**Exercise instructions:**
Print out the entries exactly, and include each one.

Records from a dataset:
---
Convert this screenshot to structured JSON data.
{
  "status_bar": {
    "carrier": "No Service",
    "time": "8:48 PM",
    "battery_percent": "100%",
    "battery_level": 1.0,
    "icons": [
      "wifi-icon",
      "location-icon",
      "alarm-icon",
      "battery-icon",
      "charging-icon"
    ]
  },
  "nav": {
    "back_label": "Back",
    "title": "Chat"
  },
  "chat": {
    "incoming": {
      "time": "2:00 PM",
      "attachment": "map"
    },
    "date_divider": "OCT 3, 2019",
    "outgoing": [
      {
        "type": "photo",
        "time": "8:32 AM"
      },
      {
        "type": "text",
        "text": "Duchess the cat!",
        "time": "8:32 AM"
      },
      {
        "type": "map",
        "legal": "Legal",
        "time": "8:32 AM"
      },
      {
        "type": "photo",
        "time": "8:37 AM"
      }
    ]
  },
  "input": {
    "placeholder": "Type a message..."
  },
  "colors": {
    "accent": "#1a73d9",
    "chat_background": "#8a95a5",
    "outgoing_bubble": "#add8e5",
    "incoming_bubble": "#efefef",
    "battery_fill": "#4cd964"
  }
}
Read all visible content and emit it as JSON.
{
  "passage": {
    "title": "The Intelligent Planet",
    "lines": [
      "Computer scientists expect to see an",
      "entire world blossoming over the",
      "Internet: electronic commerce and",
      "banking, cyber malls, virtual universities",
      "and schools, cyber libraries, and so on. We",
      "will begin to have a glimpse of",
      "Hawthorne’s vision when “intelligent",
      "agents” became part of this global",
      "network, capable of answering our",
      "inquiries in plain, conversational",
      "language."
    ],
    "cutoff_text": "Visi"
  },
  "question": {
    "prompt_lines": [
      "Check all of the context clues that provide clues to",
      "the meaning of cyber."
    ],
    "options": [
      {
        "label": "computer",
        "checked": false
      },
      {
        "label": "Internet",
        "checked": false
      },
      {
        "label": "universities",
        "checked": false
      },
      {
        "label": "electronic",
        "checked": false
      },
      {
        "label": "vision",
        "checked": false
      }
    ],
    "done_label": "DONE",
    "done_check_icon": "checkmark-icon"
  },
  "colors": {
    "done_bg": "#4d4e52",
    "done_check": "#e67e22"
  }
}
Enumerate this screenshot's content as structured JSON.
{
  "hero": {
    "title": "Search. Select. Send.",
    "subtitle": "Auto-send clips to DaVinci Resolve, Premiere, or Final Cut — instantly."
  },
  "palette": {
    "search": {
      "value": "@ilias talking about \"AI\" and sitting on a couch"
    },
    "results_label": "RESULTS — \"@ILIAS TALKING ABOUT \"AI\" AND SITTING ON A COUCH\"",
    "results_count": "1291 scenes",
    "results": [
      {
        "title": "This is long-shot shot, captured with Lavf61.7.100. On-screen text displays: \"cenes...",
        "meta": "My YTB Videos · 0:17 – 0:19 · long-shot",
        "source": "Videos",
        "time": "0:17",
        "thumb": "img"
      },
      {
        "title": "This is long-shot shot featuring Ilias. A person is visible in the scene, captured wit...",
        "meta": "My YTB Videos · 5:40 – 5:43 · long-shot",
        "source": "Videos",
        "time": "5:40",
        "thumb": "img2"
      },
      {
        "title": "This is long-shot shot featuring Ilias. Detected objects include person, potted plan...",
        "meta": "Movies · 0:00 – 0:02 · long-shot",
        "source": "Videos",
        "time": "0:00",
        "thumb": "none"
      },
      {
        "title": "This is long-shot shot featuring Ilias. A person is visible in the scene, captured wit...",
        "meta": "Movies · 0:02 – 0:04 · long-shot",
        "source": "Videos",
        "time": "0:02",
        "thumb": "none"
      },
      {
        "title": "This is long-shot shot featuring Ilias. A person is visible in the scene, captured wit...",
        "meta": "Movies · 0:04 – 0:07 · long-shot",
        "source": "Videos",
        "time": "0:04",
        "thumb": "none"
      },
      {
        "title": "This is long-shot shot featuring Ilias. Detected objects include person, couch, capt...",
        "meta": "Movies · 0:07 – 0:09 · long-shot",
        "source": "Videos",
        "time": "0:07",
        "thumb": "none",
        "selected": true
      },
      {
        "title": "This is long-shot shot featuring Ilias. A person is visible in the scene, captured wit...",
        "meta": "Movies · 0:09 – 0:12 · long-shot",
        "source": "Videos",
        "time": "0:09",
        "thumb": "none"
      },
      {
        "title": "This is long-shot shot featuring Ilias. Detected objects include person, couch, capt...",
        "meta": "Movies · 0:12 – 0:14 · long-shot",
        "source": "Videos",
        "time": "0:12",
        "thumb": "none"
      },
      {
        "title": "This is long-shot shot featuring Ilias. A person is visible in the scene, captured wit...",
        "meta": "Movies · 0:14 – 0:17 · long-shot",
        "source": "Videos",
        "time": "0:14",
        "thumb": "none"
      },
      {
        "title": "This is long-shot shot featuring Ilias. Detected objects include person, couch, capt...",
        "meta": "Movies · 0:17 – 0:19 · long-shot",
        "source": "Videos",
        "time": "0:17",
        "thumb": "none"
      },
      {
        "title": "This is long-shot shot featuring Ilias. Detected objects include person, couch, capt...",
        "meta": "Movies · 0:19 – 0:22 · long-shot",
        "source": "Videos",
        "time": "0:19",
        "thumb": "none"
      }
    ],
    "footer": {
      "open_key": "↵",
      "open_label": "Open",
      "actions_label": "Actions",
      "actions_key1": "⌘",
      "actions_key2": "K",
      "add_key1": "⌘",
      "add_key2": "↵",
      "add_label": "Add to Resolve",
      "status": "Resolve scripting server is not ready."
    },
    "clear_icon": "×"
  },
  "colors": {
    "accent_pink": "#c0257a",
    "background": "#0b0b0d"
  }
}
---
**Expected answer:**
Convert this screenshot to structured JSON data.
{
  "status_bar": {
    "carrier": "No Service",
    "time": "8:48 PM",
    "battery_percent": "100%",
    "battery_level": 1.0,
    "icons": [
      "wifi-icon",
      "location-icon",
      "alarm-icon",
      "battery-icon",
      "charging-icon"
    ]
  },
  "nav": {
    "back_label": "Back",
    "title": "Chat"
  },
  "chat": {
    "incoming": {
      "time": "2:00 PM",
      "attachment": "map"
    },
    "date_divider": "OCT 3, 2019",
    "outgoing": [
      {
        "type": "photo",
        "time": "8:32 AM"
      },
      {
        "type": "text",
        "text": "Duchess the cat!",
        "time": "8:32 AM"
      },
      {
        "type": "map",
        "legal": "Legal",
        "time": "8:32 AM"
      },
      {
        "type": "photo",
        "time": "8:37 AM"
      }
    ]
  },
  "input": {
    "placeholder": "Type a message..."
  },
  "colors": {
    "accent": "#1a73d9",
    "chat_background": "#8a95a5",
    "outgoing_bubble": "#add8e5",
    "incoming_bubble": "#efefef",
    "battery_fill": "#4cd964"
  }
}
Read all visible content and emit it as JSON.
{
  "passage": {
    "title": "The Intelligent Planet",
    "lines": [
      "Computer scientists expect to see an",
      "entire world blossoming over the",
      "Internet: electronic commerce and",
      "banking, cyber malls, virtual universities",
      "and schools, cyber libraries, and so on. We",
      "will begin to have a glimpse of",
      "Hawthorne’s vision when “intelligent",
      "agents” became part of this global",
      "network, capable of answering our",
      "inquiries in plain, conversational",
      "language."
    ],
    "cutoff_text": "Visi"
  },
  "question": {
    "prompt_lines": [
      "Check all of the context clues that provide clues to",
      "the meaning of cyber."
    ],
    "options": [
      {
        "label": "computer",
        "checked": false
      },
      {
        "label": "Internet",
        "checked": false
      },
      {
        "label": "universities",
        "checked": false
      },
      {
        "label": "electronic",
        "checked": false
      },
      {
        "label": "vision",
        "checked": false
      }
    ],
    "done_label": "DONE",
    "done_check_icon": "checkmark-icon"
  },
  "colors": {
    "done_bg": "#4d4e52",
    "done_check": "#e67e22"
  }
}
Enumerate this screenshot's content as structured JSON.
{
  "hero": {
    "title": "Search. Select. Send.",
    "subtitle": "Auto-send clips to DaVinci Resolve, Premiere, or Final Cut — instantly."
  },
  "palette": {
    "search": {
      "value": "@ilias talking about \"AI\" and sitting on a couch"
    },
    "results_label": "RESULTS — \"@ILIAS TALKING ABOUT \"AI\" AND SITTING ON A COUCH\"",
    "results_count": "1291 scenes",
    "results": [
      {
        "title": "This is long-shot shot, captured with Lavf61.7.100. On-screen text displays: \"cenes...",
        "meta": "My YTB Videos · 0:17 – 0:19 · long-shot",
        "source": "Videos",
        "time": "0:17",
        "thumb": "img"
      },
      {
        "title": "This is long-shot shot featuring Ilias. A person is visible in the scene, captured wit...",
        "meta": "My YTB Videos · 5:40 – 5:43 · long-shot",
        "source": "Videos",
        "time": "5:40",
        "thumb": "img2"
      },
      {
        "title": "This is long-shot shot featuring Ilias. Detected objects include person, potted plan...",
        "meta": "Movies · 0:00 – 0:02 · long-shot",
        "source": "Videos",
        "time": "0:00",
        "thumb": "none"
      },
      {
        "title": "This is long-shot shot featuring Ilias. A person is visible in the scene, captured wit...",
        "meta": "Movies · 0:02 – 0:04 · long-shot",
        "source": "Videos",
        "time": "0:02",
        "thumb": "none"
      },
      {
        "title": "This is long-shot shot featuring Ilias. A person is visible in the scene, captured wit...",
        "meta": "Movies · 0:04 – 0:07 · long-shot",
        "source": "Videos",
        "time": "0:04",
        "thumb": "none"
      },
      {
        "title": "This is long-shot shot featuring Ilias. Detected objects include person, couch, capt...",
        "meta": "Movies · 0:07 – 0:09 · long-shot",
        "source": "Videos",
        "time": "0:07",
        "thumb": "none",
        "selected": true
      },
      {
        "title": "This is long-shot shot featuring Ilias. A person is visible in the scene, captured wit...",
        "meta": "Movies · 0:09 – 0:12 · long-shot",
        "source": "Videos",
        "time": "0:09",
        "thumb": "none"
      },
      {
        "title": "This is long-shot shot featuring Ilias. Detected objects include person, couch, capt...",
        "meta": "Movies · 0:12 – 0:14 · long-shot",
        "source": "Videos",
        "time": "0:12",
        "thumb": "none"
      },
      {
        "title": "This is long-shot shot featuring Ilias. A person is visible in the scene, captured wit...",
        "meta": "Movies · 0:14 – 0:17 · long-shot",
        "source": "Videos",
        "time": "0:14",
        "thumb": "none"
      },
      {
        "title": "This is long-shot shot featuring Ilias. Detected objects include person, couch, capt...",
        "meta": "Movies · 0:17 – 0:19 · long-shot",
        "source": "Videos",
        "time": "0:17",
        "thumb": "none"
      },
      {
        "title": "This is long-shot shot featuring Ilias. Detected objects include person, couch, capt...",
        "meta": "Movies · 0:19 – 0:22 · long-shot",
        "source": "Videos",
        "time": "0:19",
        "thumb": "none"
      }
    ],
    "footer": {
      "open_key": "↵",
      "open_label": "Open",
      "actions_label": "Actions",
      "actions_key1": "⌘",
      "actions_key2": "K",
      "add_key1": "⌘",
      "add_key2": "↵",
      "add_label": "Add to Resolve",
      "status": "Resolve scripting server is not ready."
    },
    "clear_icon": "×"
  },
  "colors": {
    "accent_pink": "#c0257a",
    "background": "#0b0b0d"
  }
}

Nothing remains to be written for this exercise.